  10. A decision-making scheme for returning patients to high-level activity with nonoperative treatment after anterior cruciate ligament rupture
  11. Single Leg Hop for Distance _Old . Available from: [last accessed 18/09/19]
  12. Single leg Triple Hop Test for Distance . Available from:[last accessed 18/09/19]
  13. Single Hop/Crossover Hop/Triple Hop for Distance Test . Available from: [last accessed 18/09/19]
  14. Single Leg 6m Timed Hop Test. Available from:[last accessed 18/09/19]
  15. Hurd WJ, Axe MJ, Snyder-Mackler L. A 10-year prospective trial of a patient management algorithm and screening examination for highly active individuals with anterior cruciate ligament injury: part 2, determinants of dynamic knee stability. The American journal of sports medicine. 2008 Jan;36(1):48-56.
  16. Di Stasi SL, Hartigan EH, Snyder-Mackler L. Unilateral stance strategies of athletes with ACL deficiency. Journal of applied biomechanics. 2012 Aug 1;28(4):374-86.
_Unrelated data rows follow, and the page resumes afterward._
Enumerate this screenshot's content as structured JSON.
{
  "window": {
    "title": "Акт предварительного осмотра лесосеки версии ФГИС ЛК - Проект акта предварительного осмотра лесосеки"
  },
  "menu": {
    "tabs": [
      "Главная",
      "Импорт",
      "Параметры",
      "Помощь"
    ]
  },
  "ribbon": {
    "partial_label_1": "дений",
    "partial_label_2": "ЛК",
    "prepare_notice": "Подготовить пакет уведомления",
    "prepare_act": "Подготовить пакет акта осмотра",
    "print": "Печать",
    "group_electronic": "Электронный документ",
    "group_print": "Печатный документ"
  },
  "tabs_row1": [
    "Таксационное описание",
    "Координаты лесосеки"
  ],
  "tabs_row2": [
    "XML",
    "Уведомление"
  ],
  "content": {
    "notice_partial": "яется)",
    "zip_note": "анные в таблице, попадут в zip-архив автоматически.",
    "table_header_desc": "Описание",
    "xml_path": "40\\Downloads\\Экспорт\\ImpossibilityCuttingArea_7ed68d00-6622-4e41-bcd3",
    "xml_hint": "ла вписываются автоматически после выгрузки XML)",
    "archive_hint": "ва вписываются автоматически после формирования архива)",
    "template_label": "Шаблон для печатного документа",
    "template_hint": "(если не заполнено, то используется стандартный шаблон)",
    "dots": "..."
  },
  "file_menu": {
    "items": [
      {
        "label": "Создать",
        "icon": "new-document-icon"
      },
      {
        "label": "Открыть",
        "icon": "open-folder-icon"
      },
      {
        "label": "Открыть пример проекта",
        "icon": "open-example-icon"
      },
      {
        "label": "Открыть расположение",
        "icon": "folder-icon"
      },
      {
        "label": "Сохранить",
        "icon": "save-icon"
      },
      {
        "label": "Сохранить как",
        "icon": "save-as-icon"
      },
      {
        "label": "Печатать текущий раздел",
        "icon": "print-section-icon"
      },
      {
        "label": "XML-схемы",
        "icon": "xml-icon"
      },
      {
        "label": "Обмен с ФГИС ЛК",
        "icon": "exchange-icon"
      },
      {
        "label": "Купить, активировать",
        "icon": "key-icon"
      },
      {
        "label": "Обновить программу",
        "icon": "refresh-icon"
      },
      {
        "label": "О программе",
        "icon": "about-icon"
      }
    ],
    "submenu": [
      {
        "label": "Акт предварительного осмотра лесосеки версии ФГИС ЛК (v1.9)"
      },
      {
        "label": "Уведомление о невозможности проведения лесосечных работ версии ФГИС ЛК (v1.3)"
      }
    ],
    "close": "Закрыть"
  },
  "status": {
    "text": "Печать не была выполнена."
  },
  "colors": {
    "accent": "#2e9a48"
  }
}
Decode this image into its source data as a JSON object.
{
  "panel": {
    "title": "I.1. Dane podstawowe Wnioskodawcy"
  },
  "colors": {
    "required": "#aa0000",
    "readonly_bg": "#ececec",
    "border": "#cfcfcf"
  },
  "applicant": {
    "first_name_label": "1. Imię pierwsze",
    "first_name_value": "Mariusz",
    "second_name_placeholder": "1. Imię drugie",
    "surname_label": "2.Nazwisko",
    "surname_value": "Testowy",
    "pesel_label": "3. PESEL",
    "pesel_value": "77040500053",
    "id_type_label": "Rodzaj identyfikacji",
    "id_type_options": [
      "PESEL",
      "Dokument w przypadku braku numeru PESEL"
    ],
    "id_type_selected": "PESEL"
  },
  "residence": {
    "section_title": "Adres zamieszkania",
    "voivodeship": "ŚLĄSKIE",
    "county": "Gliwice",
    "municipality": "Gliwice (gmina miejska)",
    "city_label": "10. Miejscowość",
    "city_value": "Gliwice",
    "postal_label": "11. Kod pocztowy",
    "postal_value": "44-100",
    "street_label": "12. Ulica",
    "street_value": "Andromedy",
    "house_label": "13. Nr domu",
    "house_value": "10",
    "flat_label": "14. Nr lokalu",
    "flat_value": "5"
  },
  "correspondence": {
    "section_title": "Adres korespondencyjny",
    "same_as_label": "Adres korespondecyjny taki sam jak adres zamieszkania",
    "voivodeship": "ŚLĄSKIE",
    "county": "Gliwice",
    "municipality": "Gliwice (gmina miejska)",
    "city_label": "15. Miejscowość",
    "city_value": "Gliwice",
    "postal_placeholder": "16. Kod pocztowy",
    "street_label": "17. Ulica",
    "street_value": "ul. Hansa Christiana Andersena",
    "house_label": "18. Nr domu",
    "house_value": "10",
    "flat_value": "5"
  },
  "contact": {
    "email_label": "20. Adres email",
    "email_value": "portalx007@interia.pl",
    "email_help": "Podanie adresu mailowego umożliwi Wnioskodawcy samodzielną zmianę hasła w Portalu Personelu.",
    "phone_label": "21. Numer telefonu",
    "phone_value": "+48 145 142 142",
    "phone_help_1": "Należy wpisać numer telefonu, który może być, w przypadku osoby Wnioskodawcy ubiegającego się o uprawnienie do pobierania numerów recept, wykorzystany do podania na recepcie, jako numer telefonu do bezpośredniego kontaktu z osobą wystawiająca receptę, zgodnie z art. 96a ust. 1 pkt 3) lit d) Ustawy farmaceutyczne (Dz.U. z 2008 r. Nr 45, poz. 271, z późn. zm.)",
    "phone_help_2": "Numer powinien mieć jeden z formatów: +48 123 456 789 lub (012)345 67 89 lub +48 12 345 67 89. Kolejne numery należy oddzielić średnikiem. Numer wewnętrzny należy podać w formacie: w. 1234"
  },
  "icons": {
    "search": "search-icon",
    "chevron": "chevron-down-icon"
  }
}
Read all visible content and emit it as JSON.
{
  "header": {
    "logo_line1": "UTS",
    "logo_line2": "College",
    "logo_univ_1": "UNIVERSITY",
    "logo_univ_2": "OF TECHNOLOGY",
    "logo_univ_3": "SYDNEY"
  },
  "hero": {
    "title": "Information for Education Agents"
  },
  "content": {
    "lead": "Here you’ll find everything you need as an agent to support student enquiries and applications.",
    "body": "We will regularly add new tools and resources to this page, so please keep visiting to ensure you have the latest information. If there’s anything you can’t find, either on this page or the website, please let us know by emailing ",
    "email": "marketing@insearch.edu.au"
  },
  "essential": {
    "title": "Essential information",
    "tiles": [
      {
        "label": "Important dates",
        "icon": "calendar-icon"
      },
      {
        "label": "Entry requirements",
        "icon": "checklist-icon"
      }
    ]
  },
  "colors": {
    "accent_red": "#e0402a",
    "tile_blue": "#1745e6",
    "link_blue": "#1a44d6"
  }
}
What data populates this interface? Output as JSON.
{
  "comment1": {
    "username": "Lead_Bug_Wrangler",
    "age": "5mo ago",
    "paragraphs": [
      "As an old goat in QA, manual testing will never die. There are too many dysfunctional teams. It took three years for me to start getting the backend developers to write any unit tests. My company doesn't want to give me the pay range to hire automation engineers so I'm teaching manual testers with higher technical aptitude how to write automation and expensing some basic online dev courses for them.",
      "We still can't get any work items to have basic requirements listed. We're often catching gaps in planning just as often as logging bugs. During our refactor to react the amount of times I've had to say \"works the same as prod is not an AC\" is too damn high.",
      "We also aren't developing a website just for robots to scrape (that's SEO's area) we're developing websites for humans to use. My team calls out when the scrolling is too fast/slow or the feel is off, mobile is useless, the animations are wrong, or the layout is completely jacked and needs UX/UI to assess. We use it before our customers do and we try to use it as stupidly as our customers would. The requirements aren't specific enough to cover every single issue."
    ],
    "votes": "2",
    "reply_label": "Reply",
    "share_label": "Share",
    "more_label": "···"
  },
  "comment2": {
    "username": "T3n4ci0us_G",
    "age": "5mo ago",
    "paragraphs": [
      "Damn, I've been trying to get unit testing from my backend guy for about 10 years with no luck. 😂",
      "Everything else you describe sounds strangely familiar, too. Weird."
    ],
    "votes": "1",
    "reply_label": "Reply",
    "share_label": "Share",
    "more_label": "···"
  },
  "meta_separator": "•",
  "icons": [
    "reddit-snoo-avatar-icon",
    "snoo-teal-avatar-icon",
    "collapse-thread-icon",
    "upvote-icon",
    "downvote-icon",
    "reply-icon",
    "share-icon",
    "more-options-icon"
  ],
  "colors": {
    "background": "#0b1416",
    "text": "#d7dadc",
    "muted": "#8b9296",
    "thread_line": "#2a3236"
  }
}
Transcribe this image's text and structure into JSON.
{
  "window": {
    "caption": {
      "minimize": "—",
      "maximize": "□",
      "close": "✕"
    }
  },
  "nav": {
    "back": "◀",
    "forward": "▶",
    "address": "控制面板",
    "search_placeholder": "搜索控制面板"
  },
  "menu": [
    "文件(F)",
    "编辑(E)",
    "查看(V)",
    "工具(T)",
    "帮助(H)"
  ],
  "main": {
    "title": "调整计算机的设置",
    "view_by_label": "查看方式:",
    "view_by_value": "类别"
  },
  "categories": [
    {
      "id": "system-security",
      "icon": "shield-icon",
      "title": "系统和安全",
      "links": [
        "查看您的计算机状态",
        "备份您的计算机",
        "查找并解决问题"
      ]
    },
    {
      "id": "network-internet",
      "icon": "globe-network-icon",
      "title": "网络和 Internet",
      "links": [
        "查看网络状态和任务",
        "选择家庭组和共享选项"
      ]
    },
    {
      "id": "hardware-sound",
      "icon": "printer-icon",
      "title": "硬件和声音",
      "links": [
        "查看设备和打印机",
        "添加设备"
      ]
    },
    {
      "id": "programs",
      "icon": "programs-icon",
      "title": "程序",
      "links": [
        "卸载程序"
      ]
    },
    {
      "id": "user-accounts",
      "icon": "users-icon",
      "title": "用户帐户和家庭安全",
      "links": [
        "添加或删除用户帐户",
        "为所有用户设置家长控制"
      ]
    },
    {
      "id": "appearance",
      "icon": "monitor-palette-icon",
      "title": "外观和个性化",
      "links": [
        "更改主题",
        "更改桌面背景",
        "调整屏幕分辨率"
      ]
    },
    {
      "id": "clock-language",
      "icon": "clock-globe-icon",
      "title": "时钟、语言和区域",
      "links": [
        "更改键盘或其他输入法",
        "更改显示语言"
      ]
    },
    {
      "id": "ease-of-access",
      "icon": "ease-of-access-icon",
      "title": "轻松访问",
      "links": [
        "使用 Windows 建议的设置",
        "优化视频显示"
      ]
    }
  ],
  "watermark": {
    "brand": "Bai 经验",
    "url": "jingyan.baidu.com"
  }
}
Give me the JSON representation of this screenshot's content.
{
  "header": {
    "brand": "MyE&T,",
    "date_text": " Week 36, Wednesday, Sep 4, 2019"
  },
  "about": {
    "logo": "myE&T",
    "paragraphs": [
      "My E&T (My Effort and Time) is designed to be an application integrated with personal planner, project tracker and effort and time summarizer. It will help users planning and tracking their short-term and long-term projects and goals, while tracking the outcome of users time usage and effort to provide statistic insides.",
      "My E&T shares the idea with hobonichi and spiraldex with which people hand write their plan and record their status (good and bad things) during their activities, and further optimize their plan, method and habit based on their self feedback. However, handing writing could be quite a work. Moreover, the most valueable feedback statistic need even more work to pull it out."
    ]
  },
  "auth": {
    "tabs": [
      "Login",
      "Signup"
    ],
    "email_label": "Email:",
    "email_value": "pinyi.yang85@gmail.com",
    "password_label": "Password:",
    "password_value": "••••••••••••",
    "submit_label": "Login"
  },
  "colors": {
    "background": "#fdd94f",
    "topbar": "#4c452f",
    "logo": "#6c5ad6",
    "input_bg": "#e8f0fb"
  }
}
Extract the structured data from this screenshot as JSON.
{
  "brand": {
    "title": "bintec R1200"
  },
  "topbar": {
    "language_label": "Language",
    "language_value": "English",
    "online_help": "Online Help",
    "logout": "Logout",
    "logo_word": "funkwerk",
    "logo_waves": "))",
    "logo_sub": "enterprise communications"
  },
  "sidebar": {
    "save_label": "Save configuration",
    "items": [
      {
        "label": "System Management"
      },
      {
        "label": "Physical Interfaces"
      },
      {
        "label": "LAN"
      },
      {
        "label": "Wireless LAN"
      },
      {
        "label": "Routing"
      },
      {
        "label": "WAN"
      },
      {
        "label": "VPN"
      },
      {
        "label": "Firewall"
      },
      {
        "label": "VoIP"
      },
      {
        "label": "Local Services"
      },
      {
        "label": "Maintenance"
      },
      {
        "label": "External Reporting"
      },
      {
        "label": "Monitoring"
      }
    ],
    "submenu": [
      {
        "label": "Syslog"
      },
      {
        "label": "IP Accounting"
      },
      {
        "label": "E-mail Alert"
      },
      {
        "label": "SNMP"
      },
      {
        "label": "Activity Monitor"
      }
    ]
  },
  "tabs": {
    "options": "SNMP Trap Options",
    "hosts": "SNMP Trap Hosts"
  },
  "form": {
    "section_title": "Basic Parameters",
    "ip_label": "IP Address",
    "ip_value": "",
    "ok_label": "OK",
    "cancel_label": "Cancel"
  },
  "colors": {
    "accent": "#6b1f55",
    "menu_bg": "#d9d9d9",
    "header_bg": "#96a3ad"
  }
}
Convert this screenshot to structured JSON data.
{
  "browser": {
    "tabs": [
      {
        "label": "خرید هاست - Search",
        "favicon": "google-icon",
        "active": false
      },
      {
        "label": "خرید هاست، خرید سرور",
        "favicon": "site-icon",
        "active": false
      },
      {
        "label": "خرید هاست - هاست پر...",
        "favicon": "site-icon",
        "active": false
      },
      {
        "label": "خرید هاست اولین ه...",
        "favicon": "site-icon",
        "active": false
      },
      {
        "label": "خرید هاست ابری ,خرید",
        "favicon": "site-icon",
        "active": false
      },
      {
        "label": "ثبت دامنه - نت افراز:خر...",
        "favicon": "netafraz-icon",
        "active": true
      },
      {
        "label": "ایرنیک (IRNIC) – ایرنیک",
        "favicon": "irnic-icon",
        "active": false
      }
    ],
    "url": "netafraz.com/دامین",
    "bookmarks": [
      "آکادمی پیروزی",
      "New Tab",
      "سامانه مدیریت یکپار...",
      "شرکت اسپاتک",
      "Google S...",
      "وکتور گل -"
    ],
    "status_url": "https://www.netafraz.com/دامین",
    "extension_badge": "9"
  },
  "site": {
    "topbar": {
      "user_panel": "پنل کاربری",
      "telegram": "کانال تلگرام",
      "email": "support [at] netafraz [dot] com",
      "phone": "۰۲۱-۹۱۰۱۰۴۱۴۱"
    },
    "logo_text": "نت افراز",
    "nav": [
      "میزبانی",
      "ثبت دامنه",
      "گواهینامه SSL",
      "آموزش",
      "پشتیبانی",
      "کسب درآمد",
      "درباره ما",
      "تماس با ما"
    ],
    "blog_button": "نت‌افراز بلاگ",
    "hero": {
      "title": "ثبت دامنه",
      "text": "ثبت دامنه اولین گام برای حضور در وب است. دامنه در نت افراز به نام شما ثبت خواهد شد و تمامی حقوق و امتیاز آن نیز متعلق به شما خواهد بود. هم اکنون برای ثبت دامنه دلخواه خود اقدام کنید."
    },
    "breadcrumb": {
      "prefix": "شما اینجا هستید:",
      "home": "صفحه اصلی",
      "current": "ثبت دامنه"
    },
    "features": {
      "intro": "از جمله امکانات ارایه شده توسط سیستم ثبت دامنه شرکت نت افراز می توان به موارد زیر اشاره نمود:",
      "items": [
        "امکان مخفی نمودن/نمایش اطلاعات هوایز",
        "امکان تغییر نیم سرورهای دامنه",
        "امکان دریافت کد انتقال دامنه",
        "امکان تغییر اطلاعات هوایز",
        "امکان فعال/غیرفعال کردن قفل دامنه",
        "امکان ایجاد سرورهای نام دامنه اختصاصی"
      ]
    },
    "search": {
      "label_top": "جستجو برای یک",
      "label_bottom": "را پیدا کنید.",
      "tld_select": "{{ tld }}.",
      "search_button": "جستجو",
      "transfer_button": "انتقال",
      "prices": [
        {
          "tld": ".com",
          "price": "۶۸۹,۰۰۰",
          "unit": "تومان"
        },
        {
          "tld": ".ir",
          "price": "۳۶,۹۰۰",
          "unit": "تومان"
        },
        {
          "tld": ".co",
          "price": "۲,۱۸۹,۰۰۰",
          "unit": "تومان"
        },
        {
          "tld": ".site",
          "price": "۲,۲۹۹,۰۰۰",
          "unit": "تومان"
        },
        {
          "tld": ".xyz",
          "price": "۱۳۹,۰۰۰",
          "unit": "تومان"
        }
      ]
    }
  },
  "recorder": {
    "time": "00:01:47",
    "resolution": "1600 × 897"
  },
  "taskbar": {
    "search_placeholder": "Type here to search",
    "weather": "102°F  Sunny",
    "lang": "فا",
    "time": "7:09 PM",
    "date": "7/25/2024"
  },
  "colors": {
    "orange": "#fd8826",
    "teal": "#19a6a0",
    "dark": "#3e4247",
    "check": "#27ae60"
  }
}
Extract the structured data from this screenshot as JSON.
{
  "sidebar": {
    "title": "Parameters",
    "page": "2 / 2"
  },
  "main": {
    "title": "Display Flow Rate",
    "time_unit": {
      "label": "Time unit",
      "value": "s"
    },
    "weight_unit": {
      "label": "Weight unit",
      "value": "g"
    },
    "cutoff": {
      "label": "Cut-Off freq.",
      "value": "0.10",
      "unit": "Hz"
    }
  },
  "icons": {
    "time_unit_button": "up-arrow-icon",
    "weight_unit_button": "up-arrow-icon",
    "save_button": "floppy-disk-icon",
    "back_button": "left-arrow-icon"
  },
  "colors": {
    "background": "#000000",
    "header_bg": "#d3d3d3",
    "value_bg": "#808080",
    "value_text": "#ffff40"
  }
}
  17. The ACL Road to Recovery - Advanced Balance and Perturbation Training . Available from: [last accessed 18/09/19]